--- What is needed ---
Omitting the pictures, output all of the records precisely as written.

--- Input for this task ---
Start of Block

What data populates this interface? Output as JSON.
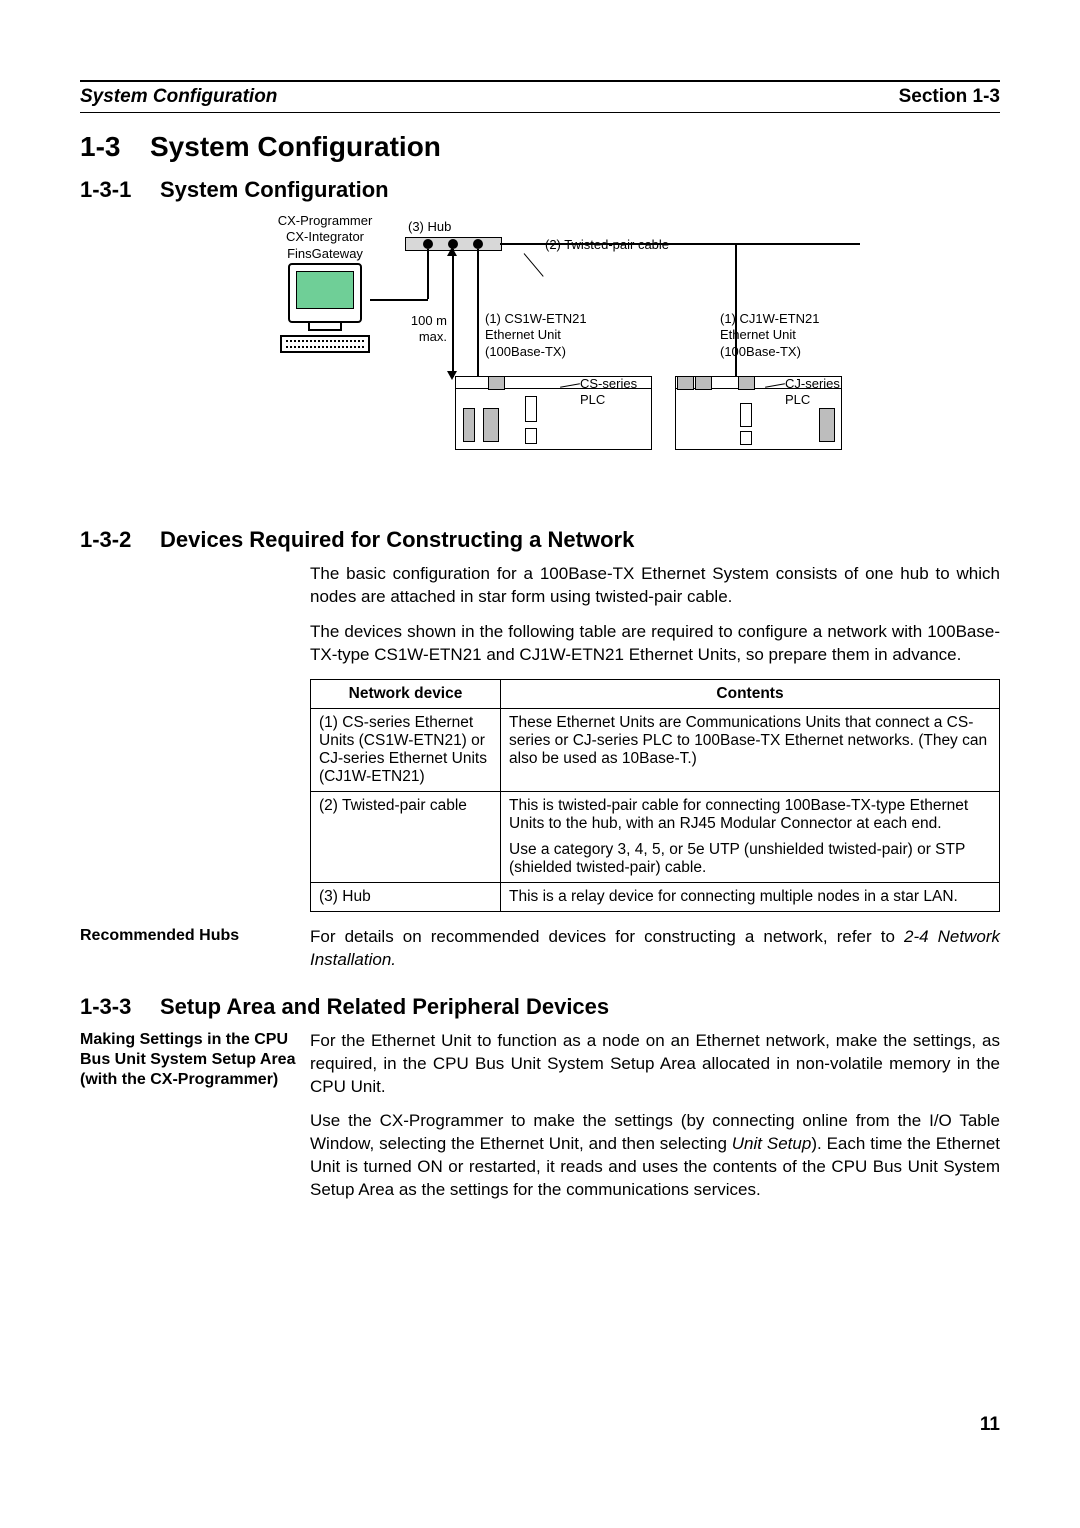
{
  "header": {
    "left": "System Configuration",
    "right": "Section 1-3"
  },
  "h1": {
    "num": "1-3",
    "title": "System Configuration"
  },
  "h2a": {
    "num": "1-3-1",
    "title": "System Configuration"
  },
  "diagram": {
    "software": {
      "l1": "CX-Programmer",
      "l2": "CX-Integrator",
      "l3": "FinsGateway"
    },
    "hub_label": "(3) Hub",
    "cable_label": "(2) Twisted-pair cable",
    "distance": {
      "l1": "100 m",
      "l2": "max."
    },
    "unit_cs": {
      "l1": "(1) CS1W-ETN21",
      "l2": "Ethernet Unit",
      "l3": "(100Base-TX)"
    },
    "unit_cj": {
      "l1": "(1) CJ1W-ETN21",
      "l2": "Ethernet Unit",
      "l3": "(100Base-TX)"
    },
    "plc_cs": {
      "l1": "CS-series",
      "l2": "PLC"
    },
    "plc_cj": {
      "l1": "CJ-series",
      "l2": "PLC"
    }
  },
  "h2b": {
    "num": "1-3-2",
    "title": "Devices Required for Constructing a Network"
  },
  "intro": {
    "p1": "The basic configuration for a 100Base-TX Ethernet System consists of one hub to which nodes are attached in star form using twisted-pair cable.",
    "p2": "The devices shown in the following table are required to configure a network with 100Base-TX-type CS1W-ETN21 and CJ1W-ETN21 Ethernet Units, so prepare them in advance."
  },
  "table": {
    "head": {
      "c1": "Network device",
      "c2": "Contents"
    },
    "rows": [
      {
        "c1": "(1) CS-series Ethernet Units (CS1W-ETN21) or CJ-series Ethernet Units (CJ1W-ETN21)",
        "c2": "These Ethernet Units are Communications Units that connect a CS-series or CJ-series PLC to 100Base-TX Ethernet networks. (They can also be used as 10Base-T.)"
      },
      {
        "c1": "(2) Twisted-pair cable",
        "c2a": "This is twisted-pair cable for connecting 100Base-TX-type Ethernet Units to the hub, with an RJ45 Modular Connector at each end.",
        "c2b": "Use a category 3, 4, 5, or 5e UTP (unshielded twisted-pair) or STP (shielded twisted-pair) cable."
      },
      {
        "c1": "(3) Hub",
        "c2": "This is a relay device for connecting multiple nodes in a star LAN."
      }
    ]
  },
  "rec_hubs": {
    "label": "Recommended Hubs",
    "text": "For details on recommended devices for constructing a network, refer to ",
    "ref": "2-4 Network Installation."
  },
  "h2c": {
    "num": "1-3-3",
    "title": "Setup Area and Related Peripheral Devices"
  },
  "setup": {
    "label": "Making Settings in the CPU Bus Unit System Setup Area (with the CX-Programmer)",
    "p1": "For the Ethernet Unit to function as a node on an Ethernet network, make the settings, as required, in the CPU Bus Unit System Setup Area allocated in non-volatile memory in the CPU Unit.",
    "p2a": "Use the CX-Programmer to make the settings (by connecting online from the I/O Table Window, selecting the Ethernet Unit, and then selecting ",
    "p2b": "Unit Setup",
    "p2c": "). Each time the Ethernet Unit is turned ON or restarted, it reads and uses the contents of the CPU Bus Unit System Setup Area as the settings for the communications services."
  },
  "page_number": "11"
}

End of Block

--- Result for this exercise ---
What data populates this interface? Output as JSON.
{
  "header": {
    "left": "System Configuration",
    "right": "Section 1-3"
  },
  "h1": {
    "num": "1-3",
    "title": "System Configuration"
  },
  "h2a": {
    "num": "1-3-1",
    "title": "System Configuration"
  },
  "diagram": {
    "software": {
      "l1": "CX-Programmer",
      "l2": "CX-Integrator",
      "l3": "FinsGateway"
    },
    "hub_label": "(3) Hub",
    "cable_label": "(2) Twisted-pair cable",
    "distance": {
      "l1": "100 m",
      "l2": "max."
    },
    "unit_cs": {
      "l1": "(1) CS1W-ETN21",
      "l2": "Ethernet Unit",
      "l3": "(100Base-TX)"
    },
    "unit_cj": {
      "l1": "(1) CJ1W-ETN21",
      "l2": "Ethernet Unit",
      "l3": "(100Base-TX)"
    },
    "plc_cs": {
      "l1": "CS-series",
      "l2": "PLC"
    },
    "plc_cj": {
      "l1": "CJ-series",
      "l2": "PLC"
    }
  },
  "h2b": {
    "num": "1-3-2",
    "title": "Devices Required for Constructing a Network"
  },
  "intro": {
    "p1": "The basic configuration for a 100Base-TX Ethernet System consists of one hub to which nodes are attached in star form using twisted-pair cable.",
    "p2": "The devices shown in the following table are required to configure a network with 100Base-TX-type CS1W-ETN21 and CJ1W-ETN21 Ethernet Units, so prepare them in advance."
  },
  "table": {
    "head": {
      "c1": "Network device",
      "c2": "Contents"
    },
    "rows": [
      {
        "c1": "(1) CS-series Ethernet Units (CS1W-ETN21) or CJ-series Ethernet Units (CJ1W-ETN21)",
        "c2": "These Ethernet Units are Communications Units that connect a CS-series or CJ-series PLC to 100Base-TX Ethernet networks. (They can also be used as 10Base-T.)"
      },
      {
        "c1": "(2) Twisted-pair cable",
        "c2a": "This is twisted-pair cable for connecting 100Base-TX-type Ethernet Units to the hub, with an RJ45 Modular Connector at each end.",
        "c2b": "Use a category 3, 4, 5, or 5e UTP (unshielded twisted-pair) or STP (shielded twisted-pair) cable."
      },
      {
        "c1": "(3) Hub",
        "c2": "This is a relay device for connecting multiple nodes in a star LAN."
      }
    ]
  },
  "rec_hubs": {
    "label": "Recommended Hubs",
    "text": "For details on recommended devices for constructing a network, refer to ",
    "ref": "2-4 Network Installation."
  },
  "h2c": {
    "num": "1-3-3",
    "title": "Setup Area and Related Peripheral Devices"
  },
  "setup": {
    "label": "Making Settings in the CPU Bus Unit System Setup Area (with the CX-Programmer)",
    "p1": "For the Ethernet Unit to function as a node on an Ethernet network, make the settings, as required, in the CPU Bus Unit System Setup Area allocated in non-volatile memory in the CPU Unit.",
    "p2a": "Use the CX-Programmer to make the settings (by connecting online from the I/O Table Window, selecting the Ethernet Unit, and then selecting ",
    "p2b": "Unit Setup",
    "p2c": "). Each time the Ethernet Unit is turned ON or restarted, it reads and uses the contents of the CPU Bus Unit System Setup Area as the settings for the communications services."
  },
  "page_number": "11"
}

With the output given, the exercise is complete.